Entries taken from a collection:
+++
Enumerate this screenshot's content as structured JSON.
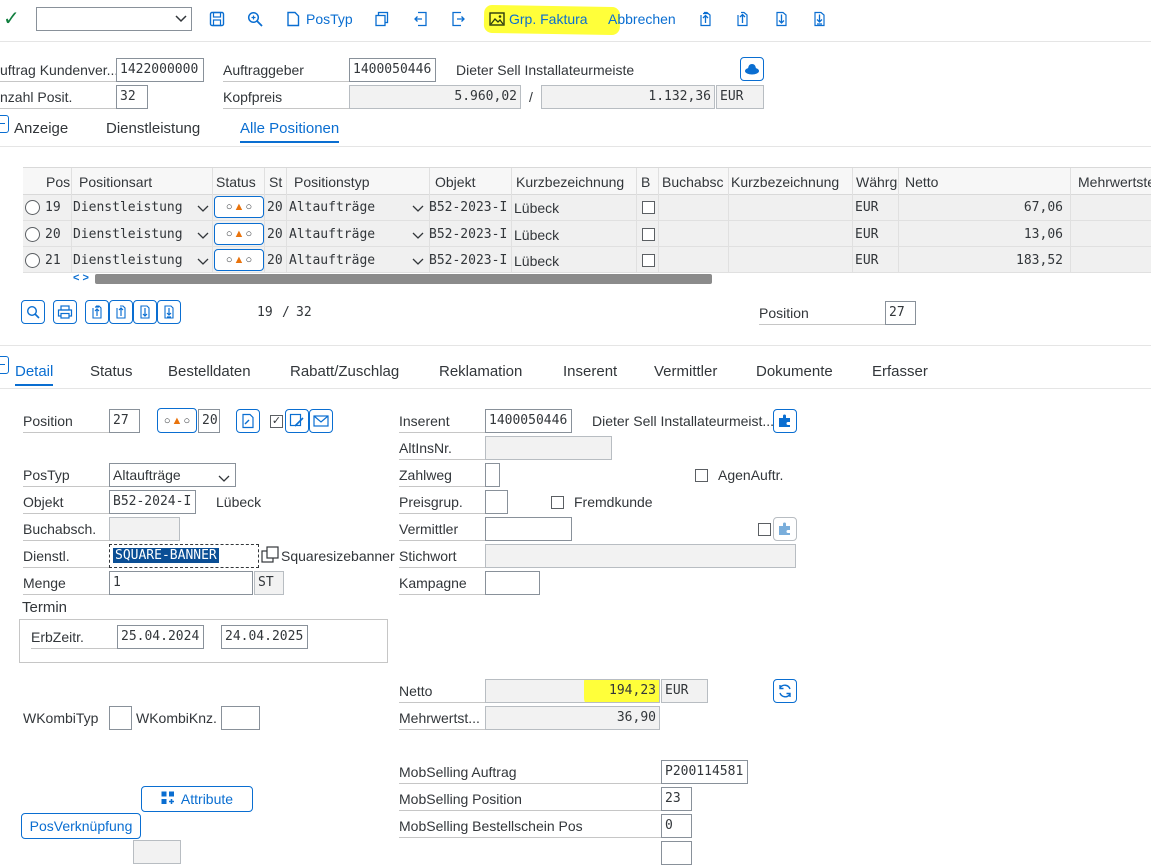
{
  "toolbar": {
    "command_field_value": "",
    "postyp_label": "PosTyp",
    "grp_faktura_label": "Grp. Faktura",
    "abbrechen_label": "Abbrechen"
  },
  "header": {
    "auftrag_label": "uftrag Kundenver...",
    "auftrag_value": "1422000000",
    "anzahl_label": "nzahl Posit.",
    "anzahl_value": "32",
    "auftraggeber_label": "Auftraggeber",
    "auftraggeber_value": "1400050446",
    "auftraggeber_name": "Dieter Sell Installateurmeiste",
    "kopfpreis_label": "Kopfpreis",
    "kopfpreis_value": "5.960,02",
    "separator": "/",
    "kopfpreis_value2": "1.132,36",
    "currency": "EUR"
  },
  "top_tabs": [
    "Anzeige",
    "Dienstleistung",
    "Alle Positionen"
  ],
  "table": {
    "columns": [
      "Pos",
      "Positionsart",
      "Status",
      "St",
      "Positionstyp",
      "Objekt",
      "Kurzbezeichnung",
      "B",
      "Buchabsc",
      "Kurzbezeichnung",
      "Währg",
      "Netto",
      "Mehrwertste"
    ],
    "rows": [
      {
        "pos": "19",
        "art": "Dienstleistung",
        "st": "20",
        "typ": "Altaufträge",
        "objekt": "B52-2023-I",
        "kurz": "Lübeck",
        "curr": "EUR",
        "netto": "67,06"
      },
      {
        "pos": "20",
        "art": "Dienstleistung",
        "st": "20",
        "typ": "Altaufträge",
        "objekt": "B52-2023-I",
        "kurz": "Lübeck",
        "curr": "EUR",
        "netto": "13,06"
      },
      {
        "pos": "21",
        "art": "Dienstleistung",
        "st": "20",
        "typ": "Altaufträge",
        "objekt": "B52-2023-I",
        "kurz": "Lübeck",
        "curr": "EUR",
        "netto": "183,52"
      }
    ],
    "scroll_arrows": "< >"
  },
  "pager": {
    "current": "19",
    "sep": "/",
    "total": "32",
    "position_label": "Position",
    "position_value": "27"
  },
  "detail_tabs": [
    "Detail",
    "Status",
    "Bestelldaten",
    "Rabatt/Zuschlag",
    "Reklamation",
    "Inserent",
    "Vermittler",
    "Dokumente",
    "Erfasser"
  ],
  "detail": {
    "position_label": "Position",
    "position_value": "27",
    "status_num": "20",
    "postyp_label": "PosTyp",
    "postyp_value": "Altaufträge",
    "objekt_label": "Objekt",
    "objekt_value": "B52-2024-I",
    "objekt_name": "Lübeck",
    "buchabsch_label": "Buchabsch.",
    "dienstl_label": "Dienstl.",
    "dienstl_value": "SQUARE-BANNER",
    "dienstl_desc": "Squaresizebanner",
    "menge_label": "Menge",
    "menge_value": "1",
    "menge_unit": "ST",
    "termin_title": "Termin",
    "erbzeitr_label": "ErbZeitr.",
    "erb_from": "25.04.2024",
    "erb_to": "24.04.2025",
    "wkombityp_label": "WKombiTyp",
    "wkombiknz_label": "WKombiKnz.",
    "attribute_label": "Attribute",
    "posverk_label": "PosVerknüpfung",
    "inserent_label": "Inserent",
    "inserent_value": "1400050446",
    "inserent_name": "Dieter Sell Installateurmeist...",
    "altinsnr_label": "AltInsNr.",
    "zahlweg_label": "Zahlweg",
    "agenauftr_label": "AgenAuftr.",
    "preisgrup_label": "Preisgrup.",
    "fremdkunde_label": "Fremdkunde",
    "vermittler_label": "Vermittler",
    "stichwort_label": "Stichwort",
    "kampagne_label": "Kampagne",
    "netto_label": "Netto",
    "netto_value": "194,23",
    "netto_curr": "EUR",
    "mwst_label": "Mehrwertst...",
    "mwst_value": "36,90",
    "mob_auftrag_label": "MobSelling Auftrag",
    "mob_auftrag_value": "P200114581",
    "mob_position_label": "MobSelling Position",
    "mob_position_value": "23",
    "mob_bestell_label": "MobSelling Bestellschein Pos",
    "mob_bestell_value": "0"
  },
  "colors": {
    "accent": "#0a6ed1",
    "highlight": "#ffff3a",
    "ok_green": "#107e3e"
  }
}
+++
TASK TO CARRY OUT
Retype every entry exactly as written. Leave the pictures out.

RESPONSE
Enumerate this screenshot's content as structured JSON.
{
  "toolbar": {
    "command_field_value": "",
    "postyp_label": "PosTyp",
    "grp_faktura_label": "Grp. Faktura",
    "abbrechen_label": "Abbrechen"
  },
  "header": {
    "auftrag_label": "uftrag Kundenver...",
    "auftrag_value": "1422000000",
    "anzahl_label": "nzahl Posit.",
    "anzahl_value": "32",
    "auftraggeber_label": "Auftraggeber",
    "auftraggeber_value": "1400050446",
    "auftraggeber_name": "Dieter Sell Installateurmeiste",
    "kopfpreis_label": "Kopfpreis",
    "kopfpreis_value": "5.960,02",
    "separator": "/",
    "kopfpreis_value2": "1.132,36",
    "currency": "EUR"
  },
  "top_tabs": [
    "Anzeige",
    "Dienstleistung",
    "Alle Positionen"
  ],
  "table": {
    "columns": [
      "Pos",
      "Positionsart",
      "Status",
      "St",
      "Positionstyp",
      "Objekt",
      "Kurzbezeichnung",
      "B",
      "Buchabsc",
      "Kurzbezeichnung",
      "Währg",
      "Netto",
      "Mehrwertste"
    ],
    "rows": [
      {
        "pos": "19",
        "art": "Dienstleistung",
        "st": "20",
        "typ": "Altaufträge",
        "objekt": "B52-2023-I",
        "kurz": "Lübeck",
        "curr": "EUR",
        "netto": "67,06"
      },
      {
        "pos": "20",
        "art": "Dienstleistung",
        "st": "20",
        "typ": "Altaufträge",
        "objekt": "B52-2023-I",
        "kurz": "Lübeck",
        "curr": "EUR",
        "netto": "13,06"
      },
      {
        "pos": "21",
        "art": "Dienstleistung",
        "st": "20",
        "typ": "Altaufträge",
        "objekt": "B52-2023-I",
        "kurz": "Lübeck",
        "curr": "EUR",
        "netto": "183,52"
      }
    ],
    "scroll_arrows": "< >"
  },
  "pager": {
    "current": "19",
    "sep": "/",
    "total": "32",
    "position_label": "Position",
    "position_value": "27"
  },
  "detail_tabs": [
    "Detail",
    "Status",
    "Bestelldaten",
    "Rabatt/Zuschlag",
    "Reklamation",
    "Inserent",
    "Vermittler",
    "Dokumente",
    "Erfasser"
  ],
  "detail": {
    "position_label": "Position",
    "position_value": "27",
    "status_num": "20",
    "postyp_label": "PosTyp",
    "postyp_value": "Altaufträge",
    "objekt_label": "Objekt",
    "objekt_value": "B52-2024-I",
    "objekt_name": "Lübeck",
    "buchabsch_label": "Buchabsch.",
    "dienstl_label": "Dienstl.",
    "dienstl_value": "SQUARE-BANNER",
    "dienstl_desc": "Squaresizebanner",
    "menge_label": "Menge",
    "menge_value": "1",
    "menge_unit": "ST",
    "termin_title": "Termin",
    "erbzeitr_label": "ErbZeitr.",
    "erb_from": "25.04.2024",
    "erb_to": "24.04.2025",
    "wkombityp_label": "WKombiTyp",
    "wkombiknz_label": "WKombiKnz.",
    "attribute_label": "Attribute",
    "posverk_label": "PosVerknüpfung",
    "inserent_label": "Inserent",
    "inserent_value": "1400050446",
    "inserent_name": "Dieter Sell Installateurmeist...",
    "altinsnr_label": "AltInsNr.",
    "zahlweg_label": "Zahlweg",
    "agenauftr_label": "AgenAuftr.",
    "preisgrup_label": "Preisgrup.",
    "fremdkunde_label": "Fremdkunde",
    "vermittler_label": "Vermittler",
    "stichwort_label": "Stichwort",
    "kampagne_label": "Kampagne",
    "netto_label": "Netto",
    "netto_value": "194,23",
    "netto_curr": "EUR",
    "mwst_label": "Mehrwertst...",
    "mwst_value": "36,90",
    "mob_auftrag_label": "MobSelling Auftrag",
    "mob_auftrag_value": "P200114581",
    "mob_position_label": "MobSelling Position",
    "mob_position_value": "23",
    "mob_bestell_label": "MobSelling Bestellschein Pos",
    "mob_bestell_value": "0"
  },
  "colors": {
    "accent": "#0a6ed1",
    "highlight": "#ffff3a",
    "ok_green": "#107e3e"
  }
}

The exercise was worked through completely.